Once I had the dress all cut out, it wasn't particularly hard to make - just time consuming! My sister's birthday was on a Tuesday, and it took me most of a weekend preceding that to make the main dress.


On Monday, while the kid I nanny napped, I sewed on all the buttons and hemmed the main dress.


And on Tuesday, I made the underskirt - thankfully that was a really quick project! I sewed the ruffle in place and hemed it during nap time again. Then I pleated the skirt onto the waistband, and added a placket and hooks and eyes, as soon as I got home from work that evening. I finished the dress just in time to wrap it up and have it ready to give my sister at her birthday dinner!


As she's recently read all the "Little House" books herself, she was very excited when she unwrapped the dress and I explained it was a copy of one of Laura Ingalls' dresses!


She immediately ran to put it on, and I breathed a sigh of relief upon seeing that it did indeed fit her! This girl is growing so fast now that I'm always concerned she'll outgrow things between the time I measure her for a project and actually finish the project - even if that's only a week long timespan like this dress was!


Once my sister had the dress on, the first thing she did was check to see if our new kitten would fit in the large patch pockets - it did! You know a dress is a good one if it has large, kitten-sized pockets!


Pockets aside, I think my favorite thing about this dress is the back - it has such an elegant shape!


The back pleats at the bottom of the button placket are such a pretty detail, taken from the extant Augusta Auctions dress.


The side silhouette is just as it should be for a late 1870's/early 1880's natural form era bustle dress. This is thanks to both the cut of the dress and the petticoats my sister is wearing underneath.



My sister is thrilled to have a new historical dress that fits her well, and I'm very excited to have finally made this dress! It's really been 10 years in the making, and the finished garment turned out just as I'd hoped - and better than it would have had I made it 3 years ago as I'd planned.



And as a bonus, this dress fits the Historical Sew Monthly challenge for August -  Re-create an extant garment!


August 2018 - Extant Originals
What the item is: 1870's girl's dress
Which extant original did you copy: My goal was to copy the dress that Laura Ingalls Wilder wore in a photo of Laura, Mary, and Carrie Ingalls. To do this I found a very similar extant dress on the Augusta Auctions website and referenced it for construction details.
Material: "Homespun" cotton plaid
Pattern: A mashup of Past Patterns 904, Burda 7880, and a fair bit of my own drafting.
Year: Late 1870's
Notions: All purpose thread, coconut shell buttons, net lace 
How historically accurate is it? About 60%. As I made this for my fast growing little sister, I wasn't overly worried about historical accuracy - she'll have it out grown in a couple months! The pattern is good. The construction is a mixture of accurate and modern. The materials are a mix of accurate and modern. The overall look is good.
Hours to complete: Around 20
First worn: August 21st, when I gave it to her for her birthday and she immediately tried it on!
Total cost: Under $30 - Thank you Joann's 60% off coupons and Hobby Lobby discount trims! 
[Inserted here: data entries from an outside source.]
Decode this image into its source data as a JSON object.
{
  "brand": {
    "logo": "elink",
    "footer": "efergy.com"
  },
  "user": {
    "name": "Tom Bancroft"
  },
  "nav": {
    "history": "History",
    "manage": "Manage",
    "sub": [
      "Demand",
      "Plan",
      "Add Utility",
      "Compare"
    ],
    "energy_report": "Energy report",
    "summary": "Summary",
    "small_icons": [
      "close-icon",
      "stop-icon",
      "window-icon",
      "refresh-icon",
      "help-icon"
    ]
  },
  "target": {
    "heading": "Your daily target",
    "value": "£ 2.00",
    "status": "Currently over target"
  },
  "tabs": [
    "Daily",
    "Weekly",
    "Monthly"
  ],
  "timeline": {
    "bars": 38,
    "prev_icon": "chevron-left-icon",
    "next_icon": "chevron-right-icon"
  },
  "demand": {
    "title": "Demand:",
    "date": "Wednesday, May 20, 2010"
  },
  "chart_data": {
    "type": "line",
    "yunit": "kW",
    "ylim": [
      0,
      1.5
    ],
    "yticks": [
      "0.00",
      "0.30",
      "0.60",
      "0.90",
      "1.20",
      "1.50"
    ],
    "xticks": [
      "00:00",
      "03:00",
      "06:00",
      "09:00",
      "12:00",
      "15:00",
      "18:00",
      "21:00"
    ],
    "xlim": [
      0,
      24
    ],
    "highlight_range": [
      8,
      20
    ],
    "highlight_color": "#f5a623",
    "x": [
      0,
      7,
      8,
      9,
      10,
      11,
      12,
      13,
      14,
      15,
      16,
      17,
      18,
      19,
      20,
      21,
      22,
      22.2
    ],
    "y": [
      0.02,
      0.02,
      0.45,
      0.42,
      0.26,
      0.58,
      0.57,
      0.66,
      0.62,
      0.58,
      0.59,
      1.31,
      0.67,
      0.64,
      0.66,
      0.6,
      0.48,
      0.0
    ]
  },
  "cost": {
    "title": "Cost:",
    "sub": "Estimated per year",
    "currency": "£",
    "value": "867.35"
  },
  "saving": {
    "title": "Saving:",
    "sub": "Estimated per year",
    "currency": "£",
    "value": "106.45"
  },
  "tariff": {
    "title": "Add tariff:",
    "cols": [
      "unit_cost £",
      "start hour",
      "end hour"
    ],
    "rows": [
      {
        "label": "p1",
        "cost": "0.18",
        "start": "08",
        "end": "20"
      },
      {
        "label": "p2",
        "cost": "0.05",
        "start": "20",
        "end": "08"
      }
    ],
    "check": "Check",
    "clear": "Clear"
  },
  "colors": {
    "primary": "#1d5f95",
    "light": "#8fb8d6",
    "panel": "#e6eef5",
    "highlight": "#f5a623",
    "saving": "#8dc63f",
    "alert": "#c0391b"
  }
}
If you'd like to see some more similar extant dresses, check out the Pinterest Board I made for the project. This was actually a relatively common dress style in the late 1870's!